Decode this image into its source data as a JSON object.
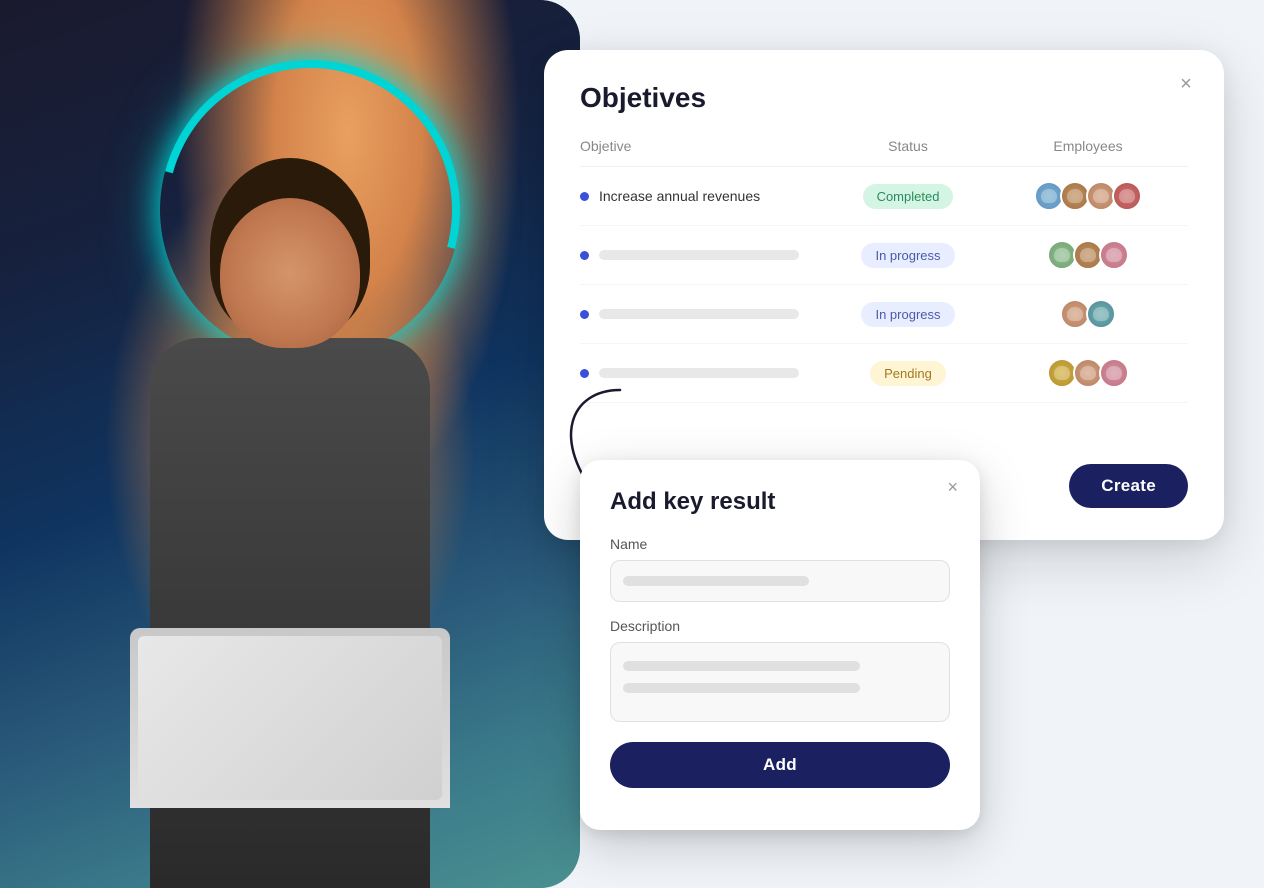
{
  "background": {
    "alt": "Woman working on laptop in modern office"
  },
  "objectives_panel": {
    "title": "Objetives",
    "close_icon": "×",
    "columns": {
      "objective": "Objetive",
      "status": "Status",
      "employees": "Employees"
    },
    "rows": [
      {
        "id": 1,
        "objective_text": "Increase annual revenues",
        "objective_is_text": true,
        "status": "Completed",
        "status_type": "completed",
        "employees": [
          "blue",
          "brown",
          "tan",
          "red"
        ]
      },
      {
        "id": 2,
        "objective_text": "",
        "objective_is_text": false,
        "status": "In progress",
        "status_type": "inprogress",
        "employees": [
          "green",
          "brown",
          "pink"
        ]
      },
      {
        "id": 3,
        "objective_text": "",
        "objective_is_text": false,
        "status": "In progress",
        "status_type": "inprogress",
        "employees": [
          "tan",
          "teal"
        ]
      },
      {
        "id": 4,
        "objective_text": "",
        "objective_is_text": false,
        "status": "Pending",
        "status_type": "pending",
        "employees": [
          "gold",
          "tan",
          "pink"
        ]
      }
    ],
    "create_button": "Create"
  },
  "add_key_result_panel": {
    "title": "Add key result",
    "close_icon": "×",
    "name_label": "Name",
    "name_placeholder": "",
    "description_label": "Description",
    "description_placeholder": "",
    "add_button": "Add"
  }
}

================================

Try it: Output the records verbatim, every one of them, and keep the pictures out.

Written solution:
Decode this image into its source data as a JSON object.
{
  "background": {
    "alt": "Woman working on laptop in modern office"
  },
  "objectives_panel": {
    "title": "Objetives",
    "close_icon": "×",
    "columns": {
      "objective": "Objetive",
      "status": "Status",
      "employees": "Employees"
    },
    "rows": [
      {
        "id": 1,
        "objective_text": "Increase annual revenues",
        "objective_is_text": true,
        "status": "Completed",
        "status_type": "completed",
        "employees": [
          "blue",
          "brown",
          "tan",
          "red"
        ]
      },
      {
        "id": 2,
        "objective_text": "",
        "objective_is_text": false,
        "status": "In progress",
        "status_type": "inprogress",
        "employees": [
          "green",
          "brown",
          "pink"
        ]
      },
      {
        "id": 3,
        "objective_text": "",
        "objective_is_text": false,
        "status": "In progress",
        "status_type": "inprogress",
        "employees": [
          "tan",
          "teal"
        ]
      },
      {
        "id": 4,
        "objective_text": "",
        "objective_is_text": false,
        "status": "Pending",
        "status_type": "pending",
        "employees": [
          "gold",
          "tan",
          "pink"
        ]
      }
    ],
    "create_button": "Create"
  },
  "add_key_result_panel": {
    "title": "Add key result",
    "close_icon": "×",
    "name_label": "Name",
    "name_placeholder": "",
    "description_label": "Description",
    "description_placeholder": "",
    "add_button": "Add"
  }
}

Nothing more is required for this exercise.